— What this task involves —
Look through the records, and whenever a line includes the word "合作商列表", copy it.

— The data —
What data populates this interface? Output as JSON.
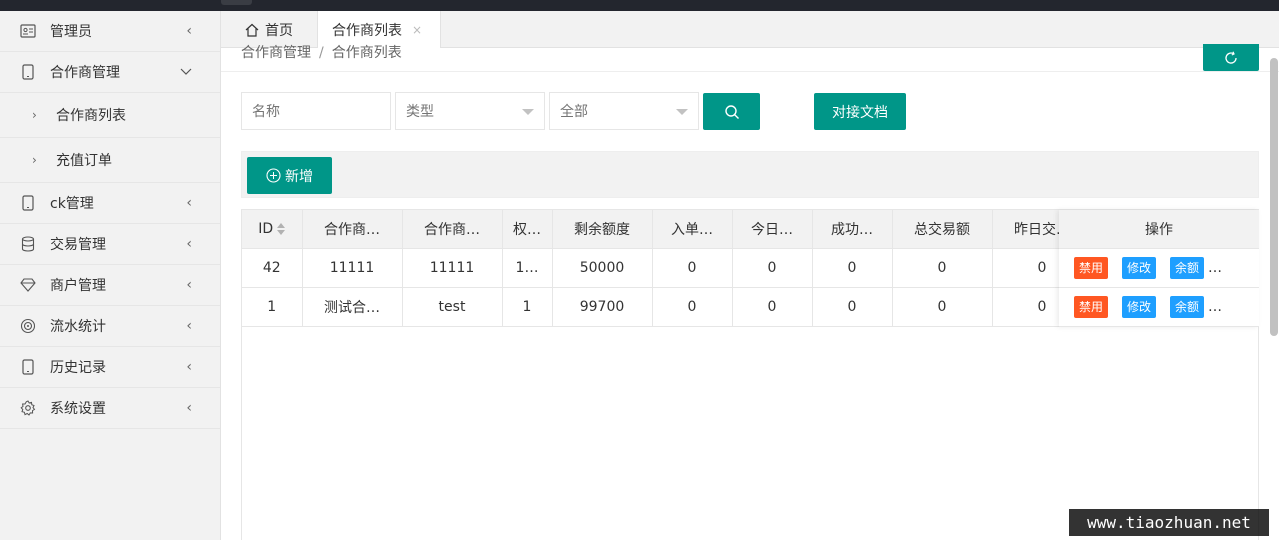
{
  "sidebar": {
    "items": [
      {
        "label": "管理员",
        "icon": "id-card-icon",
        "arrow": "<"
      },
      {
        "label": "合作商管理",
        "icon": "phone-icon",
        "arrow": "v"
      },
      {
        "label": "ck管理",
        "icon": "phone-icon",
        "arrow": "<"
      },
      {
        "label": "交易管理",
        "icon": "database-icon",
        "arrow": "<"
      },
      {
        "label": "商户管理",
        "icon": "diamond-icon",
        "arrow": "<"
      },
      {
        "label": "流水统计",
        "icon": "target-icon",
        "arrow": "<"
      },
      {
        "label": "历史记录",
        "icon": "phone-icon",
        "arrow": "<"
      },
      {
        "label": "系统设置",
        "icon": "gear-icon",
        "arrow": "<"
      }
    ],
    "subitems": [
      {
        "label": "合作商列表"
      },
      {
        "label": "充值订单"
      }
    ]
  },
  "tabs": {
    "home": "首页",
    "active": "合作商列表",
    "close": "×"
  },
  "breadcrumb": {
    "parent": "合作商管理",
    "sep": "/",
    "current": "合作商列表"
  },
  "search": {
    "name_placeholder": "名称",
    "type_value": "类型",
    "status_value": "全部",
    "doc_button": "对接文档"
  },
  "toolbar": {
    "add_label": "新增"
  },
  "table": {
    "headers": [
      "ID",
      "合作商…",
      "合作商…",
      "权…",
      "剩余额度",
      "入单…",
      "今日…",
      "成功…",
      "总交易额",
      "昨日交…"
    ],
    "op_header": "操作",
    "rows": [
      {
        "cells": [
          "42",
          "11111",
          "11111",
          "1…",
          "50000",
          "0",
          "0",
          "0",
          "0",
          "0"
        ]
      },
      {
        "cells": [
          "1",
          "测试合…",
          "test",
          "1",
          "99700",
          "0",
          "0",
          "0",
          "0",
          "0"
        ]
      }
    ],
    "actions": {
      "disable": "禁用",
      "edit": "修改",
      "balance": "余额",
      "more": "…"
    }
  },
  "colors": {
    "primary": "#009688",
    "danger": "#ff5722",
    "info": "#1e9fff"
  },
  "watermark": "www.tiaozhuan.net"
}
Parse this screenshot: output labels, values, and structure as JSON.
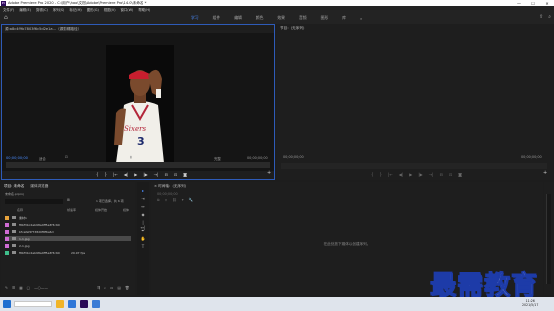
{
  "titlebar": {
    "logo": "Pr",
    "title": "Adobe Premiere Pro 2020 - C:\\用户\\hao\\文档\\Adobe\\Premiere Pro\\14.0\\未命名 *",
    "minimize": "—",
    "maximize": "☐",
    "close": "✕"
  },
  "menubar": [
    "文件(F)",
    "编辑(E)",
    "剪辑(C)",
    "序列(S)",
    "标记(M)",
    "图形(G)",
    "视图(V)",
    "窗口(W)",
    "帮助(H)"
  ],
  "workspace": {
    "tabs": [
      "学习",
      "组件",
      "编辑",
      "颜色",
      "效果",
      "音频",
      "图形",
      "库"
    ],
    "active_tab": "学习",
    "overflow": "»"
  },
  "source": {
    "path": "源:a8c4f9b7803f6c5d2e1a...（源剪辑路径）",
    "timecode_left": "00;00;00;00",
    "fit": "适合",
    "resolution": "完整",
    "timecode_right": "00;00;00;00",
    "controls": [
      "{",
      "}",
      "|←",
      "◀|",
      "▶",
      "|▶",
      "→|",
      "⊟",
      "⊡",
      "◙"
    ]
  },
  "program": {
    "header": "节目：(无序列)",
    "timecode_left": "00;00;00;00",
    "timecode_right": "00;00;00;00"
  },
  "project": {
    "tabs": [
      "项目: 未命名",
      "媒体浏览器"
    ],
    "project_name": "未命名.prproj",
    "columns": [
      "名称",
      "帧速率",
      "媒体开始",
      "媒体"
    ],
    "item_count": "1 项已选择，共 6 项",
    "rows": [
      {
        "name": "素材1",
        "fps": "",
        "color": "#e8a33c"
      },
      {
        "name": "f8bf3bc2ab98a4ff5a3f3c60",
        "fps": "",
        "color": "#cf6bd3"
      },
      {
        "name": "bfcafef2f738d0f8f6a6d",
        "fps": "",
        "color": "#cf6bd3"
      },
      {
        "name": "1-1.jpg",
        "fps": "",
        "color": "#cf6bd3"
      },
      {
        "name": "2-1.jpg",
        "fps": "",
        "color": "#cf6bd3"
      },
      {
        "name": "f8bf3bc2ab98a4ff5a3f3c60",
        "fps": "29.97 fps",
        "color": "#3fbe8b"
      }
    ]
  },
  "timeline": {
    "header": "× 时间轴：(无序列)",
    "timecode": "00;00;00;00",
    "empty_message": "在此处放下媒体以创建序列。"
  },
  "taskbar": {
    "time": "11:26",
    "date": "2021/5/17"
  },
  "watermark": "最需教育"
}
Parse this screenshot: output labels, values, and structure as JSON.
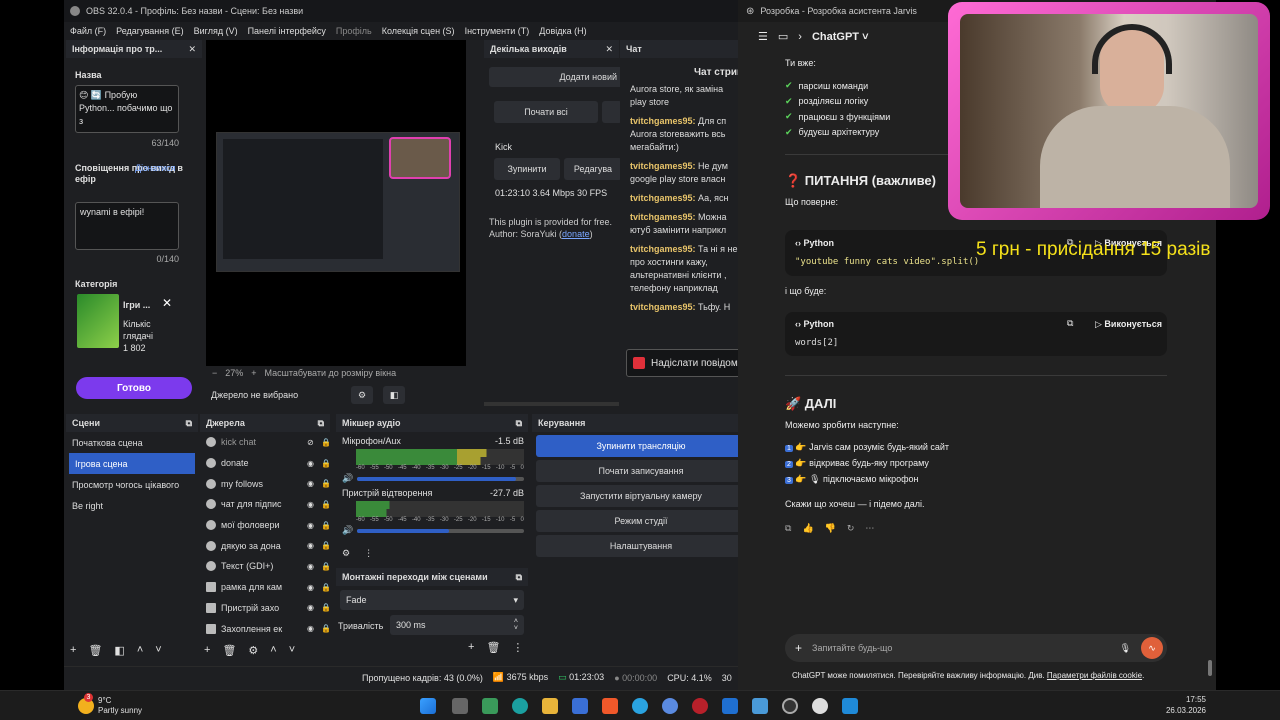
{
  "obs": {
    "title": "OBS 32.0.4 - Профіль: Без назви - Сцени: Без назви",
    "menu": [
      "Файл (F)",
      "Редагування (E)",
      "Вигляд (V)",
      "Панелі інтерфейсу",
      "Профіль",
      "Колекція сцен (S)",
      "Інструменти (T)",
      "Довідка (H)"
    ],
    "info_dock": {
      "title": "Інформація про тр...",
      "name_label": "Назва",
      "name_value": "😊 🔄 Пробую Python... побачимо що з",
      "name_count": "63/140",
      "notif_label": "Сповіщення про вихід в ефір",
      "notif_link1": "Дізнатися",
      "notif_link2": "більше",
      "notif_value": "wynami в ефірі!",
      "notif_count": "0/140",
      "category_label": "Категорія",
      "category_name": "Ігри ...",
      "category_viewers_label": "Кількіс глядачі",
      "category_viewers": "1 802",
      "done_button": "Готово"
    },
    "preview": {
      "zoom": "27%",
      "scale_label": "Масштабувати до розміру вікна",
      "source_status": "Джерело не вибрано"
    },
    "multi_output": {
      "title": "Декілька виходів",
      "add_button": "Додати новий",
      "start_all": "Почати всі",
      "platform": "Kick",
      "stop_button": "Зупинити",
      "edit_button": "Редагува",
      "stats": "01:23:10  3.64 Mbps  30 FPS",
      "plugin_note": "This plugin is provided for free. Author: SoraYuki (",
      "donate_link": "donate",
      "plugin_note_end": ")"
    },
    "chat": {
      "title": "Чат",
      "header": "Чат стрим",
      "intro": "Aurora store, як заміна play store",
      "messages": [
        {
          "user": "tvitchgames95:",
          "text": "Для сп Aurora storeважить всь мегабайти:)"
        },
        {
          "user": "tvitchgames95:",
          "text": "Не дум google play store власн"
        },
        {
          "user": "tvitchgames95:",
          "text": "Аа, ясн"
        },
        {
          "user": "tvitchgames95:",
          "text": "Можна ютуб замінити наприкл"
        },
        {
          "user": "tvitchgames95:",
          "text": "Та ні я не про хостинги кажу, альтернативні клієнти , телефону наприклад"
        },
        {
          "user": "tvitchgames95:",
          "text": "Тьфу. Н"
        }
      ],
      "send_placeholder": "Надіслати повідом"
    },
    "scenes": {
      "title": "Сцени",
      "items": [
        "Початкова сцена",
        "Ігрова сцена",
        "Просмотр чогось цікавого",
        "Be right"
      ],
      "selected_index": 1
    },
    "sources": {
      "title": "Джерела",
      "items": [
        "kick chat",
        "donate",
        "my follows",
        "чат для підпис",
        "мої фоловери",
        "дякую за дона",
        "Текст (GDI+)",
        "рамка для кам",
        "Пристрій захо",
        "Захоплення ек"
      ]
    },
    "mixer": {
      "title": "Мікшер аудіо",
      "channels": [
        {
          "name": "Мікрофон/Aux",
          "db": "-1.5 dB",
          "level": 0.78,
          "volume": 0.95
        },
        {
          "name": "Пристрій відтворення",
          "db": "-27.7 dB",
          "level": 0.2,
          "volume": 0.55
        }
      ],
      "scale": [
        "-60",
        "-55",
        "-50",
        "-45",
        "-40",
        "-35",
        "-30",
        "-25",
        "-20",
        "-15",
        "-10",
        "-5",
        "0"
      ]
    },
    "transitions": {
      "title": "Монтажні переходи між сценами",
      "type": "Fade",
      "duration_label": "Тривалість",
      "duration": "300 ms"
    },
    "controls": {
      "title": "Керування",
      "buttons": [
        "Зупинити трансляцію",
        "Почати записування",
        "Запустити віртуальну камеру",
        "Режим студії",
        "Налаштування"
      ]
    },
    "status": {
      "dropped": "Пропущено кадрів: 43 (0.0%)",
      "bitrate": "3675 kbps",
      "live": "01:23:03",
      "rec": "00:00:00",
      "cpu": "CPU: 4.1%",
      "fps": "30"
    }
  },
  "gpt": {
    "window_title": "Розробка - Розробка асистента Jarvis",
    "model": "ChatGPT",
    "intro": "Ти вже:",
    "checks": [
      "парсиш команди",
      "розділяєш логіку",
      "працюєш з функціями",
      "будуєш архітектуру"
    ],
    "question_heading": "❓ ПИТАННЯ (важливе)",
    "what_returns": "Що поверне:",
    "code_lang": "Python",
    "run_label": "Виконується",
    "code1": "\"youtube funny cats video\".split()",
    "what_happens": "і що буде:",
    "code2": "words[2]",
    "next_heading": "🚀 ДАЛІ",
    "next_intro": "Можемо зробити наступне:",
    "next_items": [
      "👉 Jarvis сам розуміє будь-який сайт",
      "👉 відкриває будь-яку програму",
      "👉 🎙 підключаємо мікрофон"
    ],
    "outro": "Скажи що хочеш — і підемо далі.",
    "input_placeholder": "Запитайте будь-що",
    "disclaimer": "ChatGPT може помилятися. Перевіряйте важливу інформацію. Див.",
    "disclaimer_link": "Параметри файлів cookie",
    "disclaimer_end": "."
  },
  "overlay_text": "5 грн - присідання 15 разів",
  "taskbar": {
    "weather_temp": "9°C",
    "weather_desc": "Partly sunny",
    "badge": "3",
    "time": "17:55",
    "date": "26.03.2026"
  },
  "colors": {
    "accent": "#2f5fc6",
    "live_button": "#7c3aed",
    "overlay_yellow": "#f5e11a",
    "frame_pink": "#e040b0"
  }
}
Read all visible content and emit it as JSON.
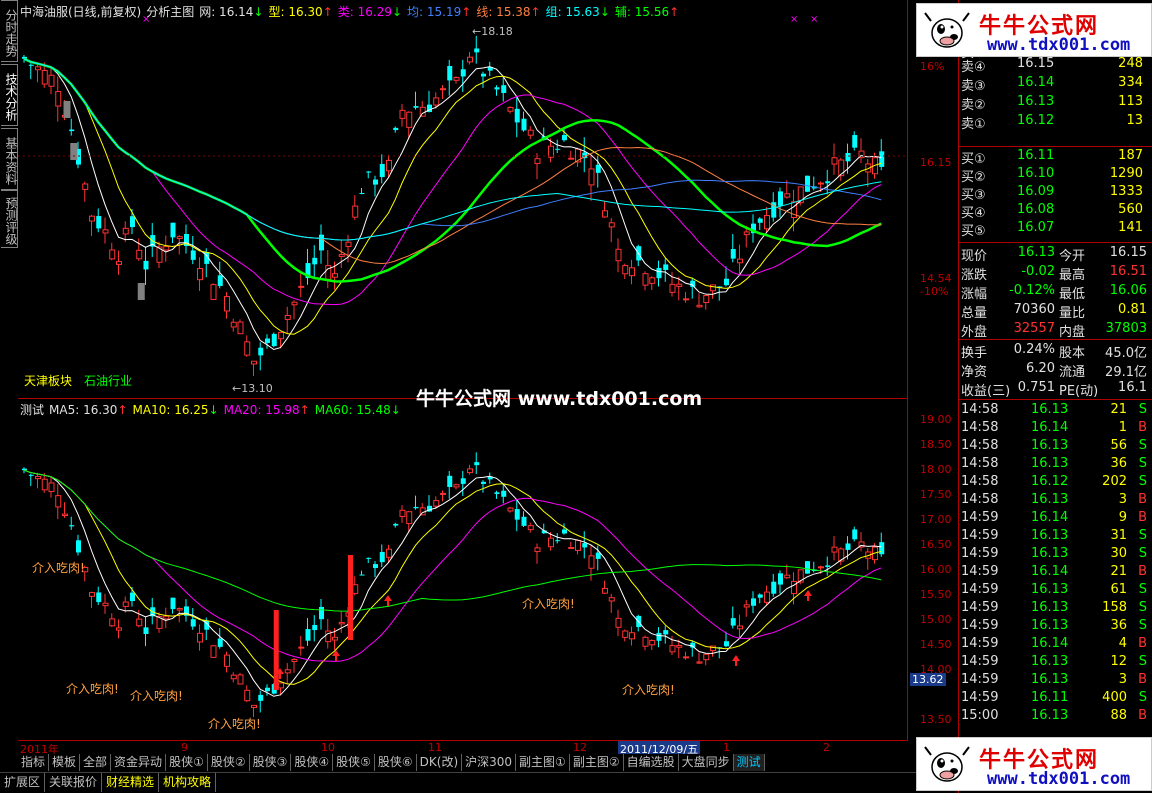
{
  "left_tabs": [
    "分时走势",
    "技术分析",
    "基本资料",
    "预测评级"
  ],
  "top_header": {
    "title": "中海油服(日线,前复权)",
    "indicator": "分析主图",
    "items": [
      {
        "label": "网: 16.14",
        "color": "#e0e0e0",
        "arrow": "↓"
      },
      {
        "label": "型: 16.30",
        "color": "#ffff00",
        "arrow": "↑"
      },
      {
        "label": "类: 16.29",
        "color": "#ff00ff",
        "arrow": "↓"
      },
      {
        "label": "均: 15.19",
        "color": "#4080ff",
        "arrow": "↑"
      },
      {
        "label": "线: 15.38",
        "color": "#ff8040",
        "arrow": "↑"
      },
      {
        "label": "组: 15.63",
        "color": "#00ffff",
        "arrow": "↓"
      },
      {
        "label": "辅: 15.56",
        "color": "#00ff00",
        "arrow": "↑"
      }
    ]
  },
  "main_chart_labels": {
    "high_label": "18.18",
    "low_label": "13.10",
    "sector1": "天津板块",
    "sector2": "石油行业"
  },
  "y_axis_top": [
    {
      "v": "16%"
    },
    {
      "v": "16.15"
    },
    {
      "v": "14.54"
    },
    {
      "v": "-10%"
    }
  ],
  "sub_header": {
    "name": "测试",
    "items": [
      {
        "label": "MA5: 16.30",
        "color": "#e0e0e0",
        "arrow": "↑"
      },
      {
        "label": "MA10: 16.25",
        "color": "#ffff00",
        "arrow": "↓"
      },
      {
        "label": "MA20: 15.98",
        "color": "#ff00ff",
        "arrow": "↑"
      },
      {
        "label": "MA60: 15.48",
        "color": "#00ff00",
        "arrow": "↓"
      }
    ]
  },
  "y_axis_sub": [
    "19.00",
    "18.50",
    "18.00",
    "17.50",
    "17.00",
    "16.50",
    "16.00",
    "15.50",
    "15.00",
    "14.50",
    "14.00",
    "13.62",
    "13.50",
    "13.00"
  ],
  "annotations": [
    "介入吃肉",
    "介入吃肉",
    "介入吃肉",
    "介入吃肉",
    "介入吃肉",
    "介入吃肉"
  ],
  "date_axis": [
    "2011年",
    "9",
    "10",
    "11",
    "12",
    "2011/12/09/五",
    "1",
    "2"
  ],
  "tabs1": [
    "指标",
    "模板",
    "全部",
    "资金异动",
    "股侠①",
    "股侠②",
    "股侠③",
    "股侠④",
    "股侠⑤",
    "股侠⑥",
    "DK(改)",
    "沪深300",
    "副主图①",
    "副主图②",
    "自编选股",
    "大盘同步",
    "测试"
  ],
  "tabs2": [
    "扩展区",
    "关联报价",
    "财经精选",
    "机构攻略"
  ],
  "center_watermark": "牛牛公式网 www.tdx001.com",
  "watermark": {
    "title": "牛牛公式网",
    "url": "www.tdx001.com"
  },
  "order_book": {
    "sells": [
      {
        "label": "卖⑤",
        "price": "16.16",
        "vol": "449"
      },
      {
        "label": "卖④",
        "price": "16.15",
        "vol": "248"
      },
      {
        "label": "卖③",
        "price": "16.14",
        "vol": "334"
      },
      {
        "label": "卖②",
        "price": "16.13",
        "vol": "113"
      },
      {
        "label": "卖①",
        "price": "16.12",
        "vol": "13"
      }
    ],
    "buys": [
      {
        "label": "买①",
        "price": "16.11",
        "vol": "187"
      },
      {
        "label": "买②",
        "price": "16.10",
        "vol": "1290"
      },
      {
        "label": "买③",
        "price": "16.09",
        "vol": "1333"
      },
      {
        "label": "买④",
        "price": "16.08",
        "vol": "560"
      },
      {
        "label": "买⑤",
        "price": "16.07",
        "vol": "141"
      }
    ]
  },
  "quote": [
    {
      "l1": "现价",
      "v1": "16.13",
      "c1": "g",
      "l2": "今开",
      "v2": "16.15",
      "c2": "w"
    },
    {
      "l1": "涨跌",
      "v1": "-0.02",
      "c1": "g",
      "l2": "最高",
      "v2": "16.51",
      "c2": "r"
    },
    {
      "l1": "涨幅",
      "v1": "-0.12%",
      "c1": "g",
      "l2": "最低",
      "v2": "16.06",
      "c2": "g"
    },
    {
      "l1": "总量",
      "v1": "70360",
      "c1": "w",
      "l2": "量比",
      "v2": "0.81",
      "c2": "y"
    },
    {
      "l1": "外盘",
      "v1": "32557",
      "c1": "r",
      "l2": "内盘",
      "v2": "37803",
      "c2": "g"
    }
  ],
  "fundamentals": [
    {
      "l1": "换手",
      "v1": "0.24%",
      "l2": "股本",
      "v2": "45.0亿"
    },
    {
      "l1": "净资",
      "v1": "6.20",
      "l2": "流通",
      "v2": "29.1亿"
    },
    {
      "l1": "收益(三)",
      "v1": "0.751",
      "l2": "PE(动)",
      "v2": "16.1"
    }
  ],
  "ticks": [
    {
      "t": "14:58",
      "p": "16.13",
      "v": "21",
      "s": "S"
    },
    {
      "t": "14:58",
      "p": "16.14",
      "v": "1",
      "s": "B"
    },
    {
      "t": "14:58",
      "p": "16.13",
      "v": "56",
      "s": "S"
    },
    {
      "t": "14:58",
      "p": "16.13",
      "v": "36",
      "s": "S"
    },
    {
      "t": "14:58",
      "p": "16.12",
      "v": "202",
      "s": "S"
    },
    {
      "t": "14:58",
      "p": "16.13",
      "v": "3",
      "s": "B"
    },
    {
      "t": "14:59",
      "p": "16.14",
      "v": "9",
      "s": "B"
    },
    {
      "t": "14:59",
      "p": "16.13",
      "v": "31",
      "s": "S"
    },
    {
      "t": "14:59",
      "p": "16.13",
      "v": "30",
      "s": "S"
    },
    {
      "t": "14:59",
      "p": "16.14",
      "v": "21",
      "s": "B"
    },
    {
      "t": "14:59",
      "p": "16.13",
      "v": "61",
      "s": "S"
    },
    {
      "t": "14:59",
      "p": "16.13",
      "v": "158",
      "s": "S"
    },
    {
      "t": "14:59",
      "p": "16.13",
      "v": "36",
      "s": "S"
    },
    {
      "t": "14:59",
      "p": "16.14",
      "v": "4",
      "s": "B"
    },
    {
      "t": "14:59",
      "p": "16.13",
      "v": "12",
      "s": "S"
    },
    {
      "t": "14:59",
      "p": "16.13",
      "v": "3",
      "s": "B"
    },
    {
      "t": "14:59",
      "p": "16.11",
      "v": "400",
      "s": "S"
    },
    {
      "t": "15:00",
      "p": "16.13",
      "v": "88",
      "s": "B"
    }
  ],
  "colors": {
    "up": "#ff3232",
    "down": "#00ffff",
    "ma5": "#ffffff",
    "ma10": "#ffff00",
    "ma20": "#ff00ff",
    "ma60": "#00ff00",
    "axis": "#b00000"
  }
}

— Written response —
        "label": "合作商列表"
    "active": "合作商列表",
    "current": "合作商列表"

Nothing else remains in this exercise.